The best puzzles, of course, make use of these abilities in different combinations, and such challenges are usually saved for last in each level. One may task you with traversing unpassable chasms using limited smaller orbs to power up switches for moving platforms or air vents, while another may require you to repeat light patterns by landing on the right pedestals without ever touching the ground between them. Some demand more of a deft hand than others, like when you must alternate between floating and teleporting while still in the air before markers disappear, but it’s never a matter of button-mashing. Keeping your cool is really the secret, rather than frantically moving as fast as you can.
Other puzzles involve turning three columns to correctly match symbols, but these are easy enough once you find the clues nearby. Only one grid-based puzzle feels out of place, being far more abstract than any of the others and making little use of your physical abilities. Its solution does make logical sense, but the clues are vague and it completely resets to a randomized pattern if you fail. Even after I understood what was needed, it gave my spatial cognition a run for its money. Nevertheless, this is the only outlier in terms of difficulty, as for the most part Omno is able to find the sweet spot between just challenging enough without becoming frustrating.
Accompanying all this action is a very sweet, almost ethereal soundtrack blending tonal synths with live instruments (violins, piano) and gently operatic female vocals. It rarely changes to suit a particular circumstance outside of the mesmerizing trips between levels, but for the most part this is a leisurely experience and the score makes for a very pleasant backdrop without ever being intrusive. Sound effects are limited beyond the changing pitter-patter of your own feet on different surfaces, but there’s enough ambient atmosphere to make these worlds come alive. Some tweets and croaks will make you feel right at home, while other chitters and wails serve as reminders that you’re not at home here at all. Your animal companion is largely silent, but will occasionally chip in with some endearing coos.

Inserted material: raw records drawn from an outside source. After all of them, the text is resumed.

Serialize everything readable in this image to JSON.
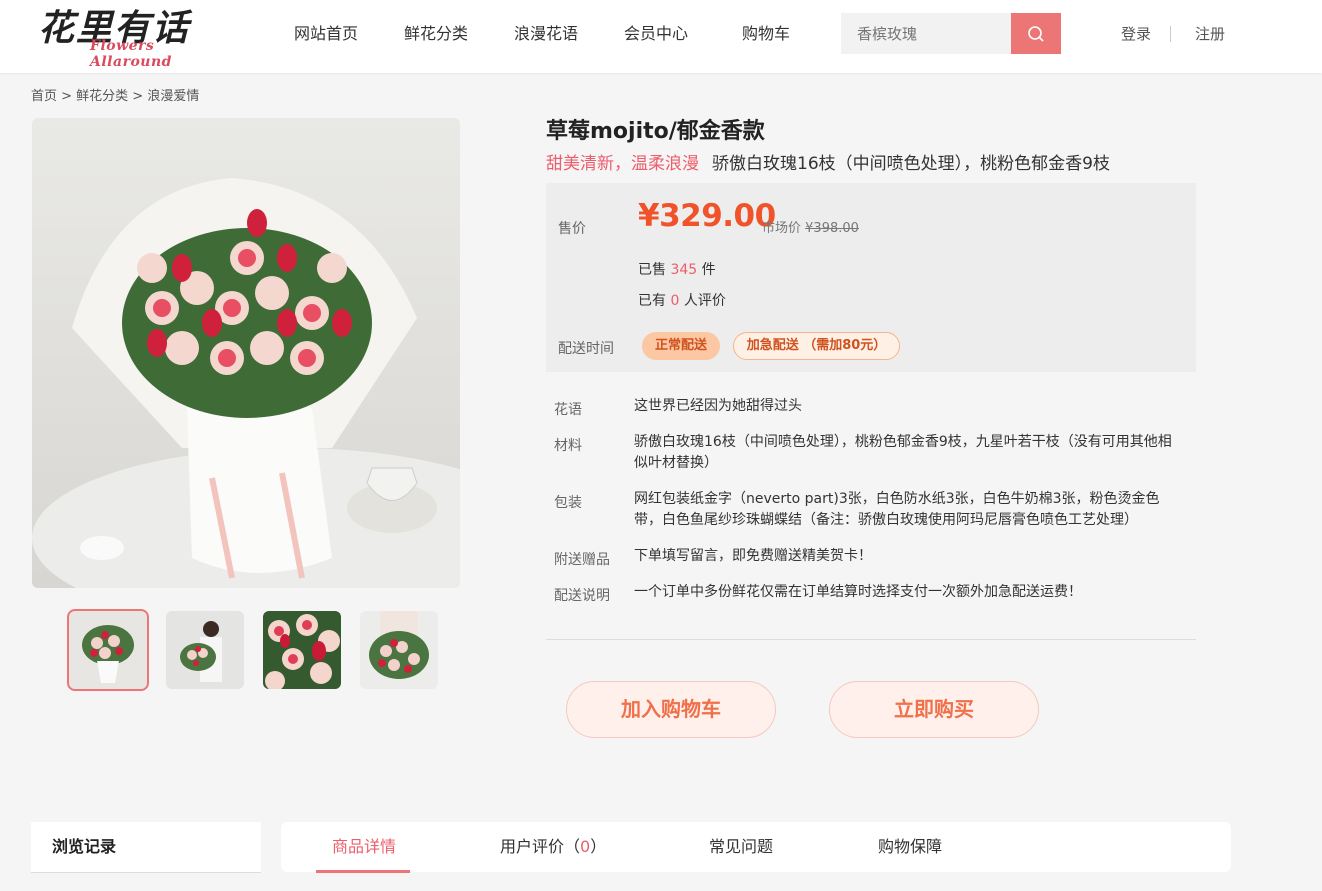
{
  "header": {
    "logo_cn": "花里有话",
    "logo_en": "Flowers Allaround",
    "nav": [
      "网站首页",
      "鲜花分类",
      "浪漫花语",
      "会员中心",
      "购物车"
    ],
    "search_placeholder": "香槟玫瑰",
    "login": "登录",
    "register": "注册"
  },
  "breadcrumb": "首页 > 鲜花分类 > 浪漫爱情",
  "product": {
    "title": "草莓mojito/郁金香款",
    "slogan": "甜美清新，温柔浪漫",
    "subtitle": "骄傲白玫瑰16枝（中间喷色处理），桃粉色郁金香9枝",
    "price_label": "售价",
    "price": "¥329.00",
    "market_label": "市场价",
    "market_price": "¥398.00",
    "sold_prefix": "已售",
    "sold": "345",
    "sold_unit": "件",
    "review_prefix": "已有",
    "reviews": "0",
    "review_suffix": "人评价",
    "delivery_label": "配送时间",
    "delivery_options": [
      "正常配送",
      "加急配送 （需加80元）"
    ],
    "details": [
      {
        "label": "花语",
        "value": "这世界已经因为她甜得过头"
      },
      {
        "label": "材料",
        "value": "骄傲白玫瑰16枝（中间喷色处理），桃粉色郁金香9枝，九星叶若干枝（没有可用其他相似叶材替换）"
      },
      {
        "label": "包装",
        "value": "网红包装纸金字（neverto part)3张，白色防水纸3张，白色牛奶棉3张，粉色烫金色带，白色鱼尾纱珍珠蝴蝶结（备注：骄傲白玫瑰使用阿玛尼唇膏色喷色工艺处理）"
      },
      {
        "label": "附送赠品",
        "value": "下单填写留言，即免费赠送精美贺卡！"
      },
      {
        "label": "配送说明",
        "value": "一个订单中多份鲜花仅需在订单结算时选择支付一次额外加急配送运费！"
      }
    ],
    "add_to_cart": "加入购物车",
    "buy_now": "立即购买"
  },
  "bottom": {
    "history": "浏览记录",
    "tabs": [
      "商品详情",
      "用户评价（",
      "常见问题",
      "购物保障"
    ],
    "review_count": "0",
    "review_close": "）"
  },
  "colors": {
    "accent": "#ec7676",
    "price": "#f0522a",
    "highlight": "#ec5e6c"
  }
}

What I’ve avoided mentioning so far is that outside of composer Benedict Nichols, Omno is the work of a single person, Jonas Manke (and a whole lot of Kickstarter supporters). Lest anyone mistake my praise as being conditional “for a solo developer,” this is a game so polished and so enjoyable that it puts many of its higher-budgeted, bigger-staffed contemporaries to shame. The gameplay, though fun while it lasts, is a little on the slight side, and its barely-there narrative even slighter. But the experience is so charming, so stylish, so immersive, I’d have loved to spend far longer playing through even more worlds. (Where’s the lava, forest and water levels, Jonas?) Whether from one man or many, this is a delightful game I strongly recommend to anyone who appreciates a little actual adventure, and I’m glad to have this platform to help spread the word.